• _Exercise aim_: Write out the data word for word and drop any picture you find.

Start of Data for this task

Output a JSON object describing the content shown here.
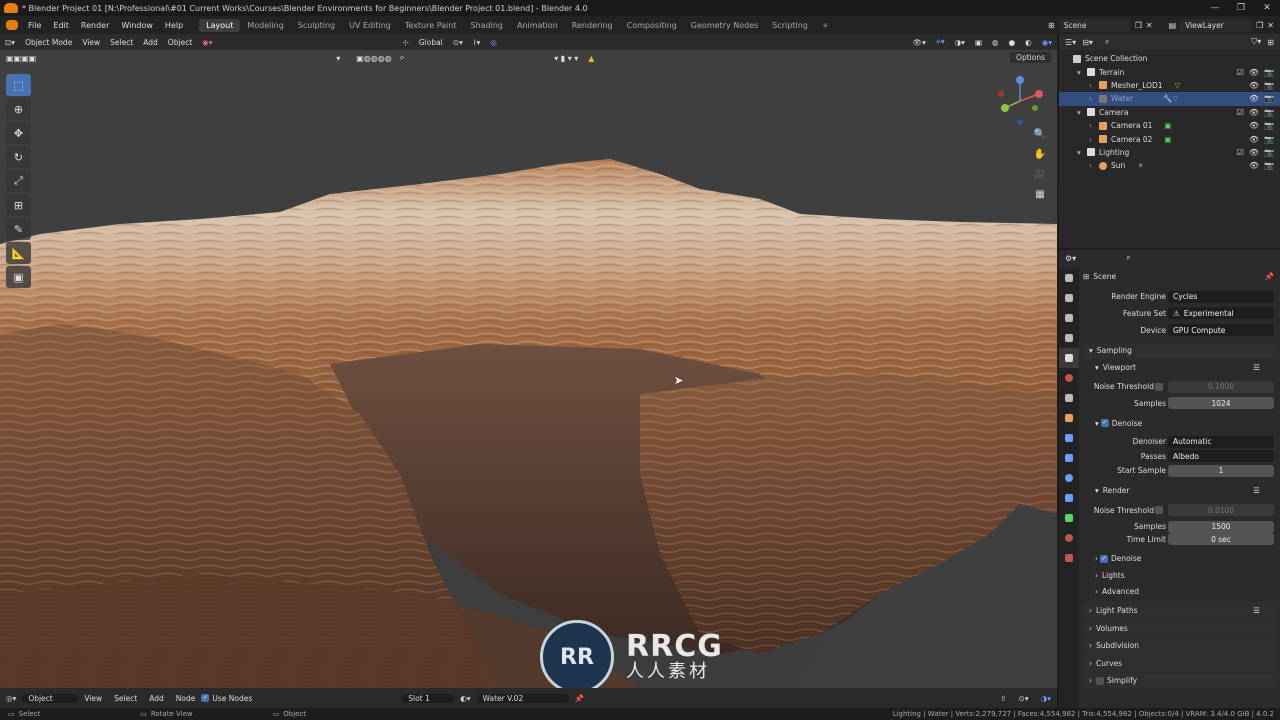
{
  "window": {
    "title": "* Blender Project 01 [N:\\Professional\\#01 Current Works\\Courses\\Blender Environments for Beginners\\Blender Project 01.blend] - Blender 4.0"
  },
  "menu": [
    "File",
    "Edit",
    "Render",
    "Window",
    "Help"
  ],
  "workspaces": [
    "Layout",
    "Modeling",
    "Sculpting",
    "UV Editing",
    "Texture Paint",
    "Shading",
    "Animation",
    "Rendering",
    "Compositing",
    "Geometry Nodes",
    "Scripting"
  ],
  "active_workspace": "Layout",
  "scene_field": "Scene",
  "viewlayer_field": "ViewLayer",
  "viewport": {
    "mode": "Object Mode",
    "menus": [
      "View",
      "Select",
      "Add",
      "Object"
    ],
    "transform": "Global",
    "options": "Options"
  },
  "bottom_editor": {
    "editor_type": "Object",
    "menus": [
      "View",
      "Select",
      "Add",
      "Node"
    ],
    "use_nodes": "Use Nodes",
    "slot": "Slot 1",
    "material": "Water V.02"
  },
  "status_bar": {
    "left_items": [
      "Select",
      "Rotate View",
      "Object"
    ],
    "stats": "Lighting | Water | Verts:2,279,727 | Faces:4,554,982 | Tris:4,554,982 | Objects:0/4 | VRAM: 3.4/4.0 GiB | 4.0.2"
  },
  "outliner": {
    "root": "Scene Collection",
    "items": [
      {
        "name": "Terrain",
        "level": 1,
        "type": "collection"
      },
      {
        "name": "Mesher_LOD1",
        "level": 2,
        "type": "mesh"
      },
      {
        "name": "Water",
        "level": 2,
        "type": "mesh",
        "selected": true
      },
      {
        "name": "Camera",
        "level": 1,
        "type": "collection"
      },
      {
        "name": "Camera 01",
        "level": 2,
        "type": "camera"
      },
      {
        "name": "Camera 02",
        "level": 2,
        "type": "camera"
      },
      {
        "name": "Lighting",
        "level": 1,
        "type": "collection"
      },
      {
        "name": "Sun",
        "level": 2,
        "type": "light"
      }
    ]
  },
  "properties": {
    "context": "Scene",
    "render_engine_label": "Render Engine",
    "render_engine": "Cycles",
    "feature_set_label": "Feature Set",
    "feature_set": "Experimental",
    "device_label": "Device",
    "device": "GPU Compute",
    "sampling": "Sampling",
    "viewport_section": "Viewport",
    "vp_noise_threshold_label": "Noise Threshold",
    "vp_noise_threshold": "0.1000",
    "vp_samples_label": "Samples",
    "vp_samples": "1024",
    "vp_denoise": "Denoise",
    "denoiser_label": "Denoiser",
    "denoiser": "Automatic",
    "passes_label": "Passes",
    "passes": "Albedo",
    "start_sample_label": "Start Sample",
    "start_sample": "1",
    "render_section": "Render",
    "r_noise_threshold_label": "Noise Threshold",
    "r_noise_threshold": "0.0100",
    "r_samples_label": "Samples",
    "r_samples": "1500",
    "time_limit_label": "Time Limit",
    "time_limit": "0 sec",
    "r_denoise": "Denoise",
    "lights": "Lights",
    "advanced": "Advanced",
    "light_paths": "Light Paths",
    "volumes": "Volumes",
    "subdivision": "Subdivision",
    "curves": "Curves",
    "simplify": "Simplify"
  },
  "watermark": {
    "text": "RRCG",
    "subtext": "人人素材"
  },
  "colors": {
    "accent": "#4772b3",
    "blender_orange": "#e87d0d",
    "selection": "#334d80"
  }
}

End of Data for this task

• _Result for this task_:
Output a JSON object describing the content shown here.
{
  "window": {
    "title": "* Blender Project 01 [N:\\Professional\\#01 Current Works\\Courses\\Blender Environments for Beginners\\Blender Project 01.blend] - Blender 4.0"
  },
  "menu": [
    "File",
    "Edit",
    "Render",
    "Window",
    "Help"
  ],
  "workspaces": [
    "Layout",
    "Modeling",
    "Sculpting",
    "UV Editing",
    "Texture Paint",
    "Shading",
    "Animation",
    "Rendering",
    "Compositing",
    "Geometry Nodes",
    "Scripting"
  ],
  "active_workspace": "Layout",
  "scene_field": "Scene",
  "viewlayer_field": "ViewLayer",
  "viewport": {
    "mode": "Object Mode",
    "menus": [
      "View",
      "Select",
      "Add",
      "Object"
    ],
    "transform": "Global",
    "options": "Options"
  },
  "bottom_editor": {
    "editor_type": "Object",
    "menus": [
      "View",
      "Select",
      "Add",
      "Node"
    ],
    "use_nodes": "Use Nodes",
    "slot": "Slot 1",
    "material": "Water V.02"
  },
  "status_bar": {
    "left_items": [
      "Select",
      "Rotate View",
      "Object"
    ],
    "stats": "Lighting | Water | Verts:2,279,727 | Faces:4,554,982 | Tris:4,554,982 | Objects:0/4 | VRAM: 3.4/4.0 GiB | 4.0.2"
  },
  "outliner": {
    "root": "Scene Collection",
    "items": [
      {
        "name": "Terrain",
        "level": 1,
        "type": "collection"
      },
      {
        "name": "Mesher_LOD1",
        "level": 2,
        "type": "mesh"
      },
      {
        "name": "Water",
        "level": 2,
        "type": "mesh",
        "selected": true
      },
      {
        "name": "Camera",
        "level": 1,
        "type": "collection"
      },
      {
        "name": "Camera 01",
        "level": 2,
        "type": "camera"
      },
      {
        "name": "Camera 02",
        "level": 2,
        "type": "camera"
      },
      {
        "name": "Lighting",
        "level": 1,
        "type": "collection"
      },
      {
        "name": "Sun",
        "level": 2,
        "type": "light"
      }
    ]
  },
  "properties": {
    "context": "Scene",
    "render_engine_label": "Render Engine",
    "render_engine": "Cycles",
    "feature_set_label": "Feature Set",
    "feature_set": "Experimental",
    "device_label": "Device",
    "device": "GPU Compute",
    "sampling": "Sampling",
    "viewport_section": "Viewport",
    "vp_noise_threshold_label": "Noise Threshold",
    "vp_noise_threshold": "0.1000",
    "vp_samples_label": "Samples",
    "vp_samples": "1024",
    "vp_denoise": "Denoise",
    "denoiser_label": "Denoiser",
    "denoiser": "Automatic",
    "passes_label": "Passes",
    "passes": "Albedo",
    "start_sample_label": "Start Sample",
    "start_sample": "1",
    "render_section": "Render",
    "r_noise_threshold_label": "Noise Threshold",
    "r_noise_threshold": "0.0100",
    "r_samples_label": "Samples",
    "r_samples": "1500",
    "time_limit_label": "Time Limit",
    "time_limit": "0 sec",
    "r_denoise": "Denoise",
    "lights": "Lights",
    "advanced": "Advanced",
    "light_paths": "Light Paths",
    "volumes": "Volumes",
    "subdivision": "Subdivision",
    "curves": "Curves",
    "simplify": "Simplify"
  },
  "watermark": {
    "text": "RRCG",
    "subtext": "人人素材"
  },
  "colors": {
    "accent": "#4772b3",
    "blender_orange": "#e87d0d",
    "selection": "#334d80"
  }
}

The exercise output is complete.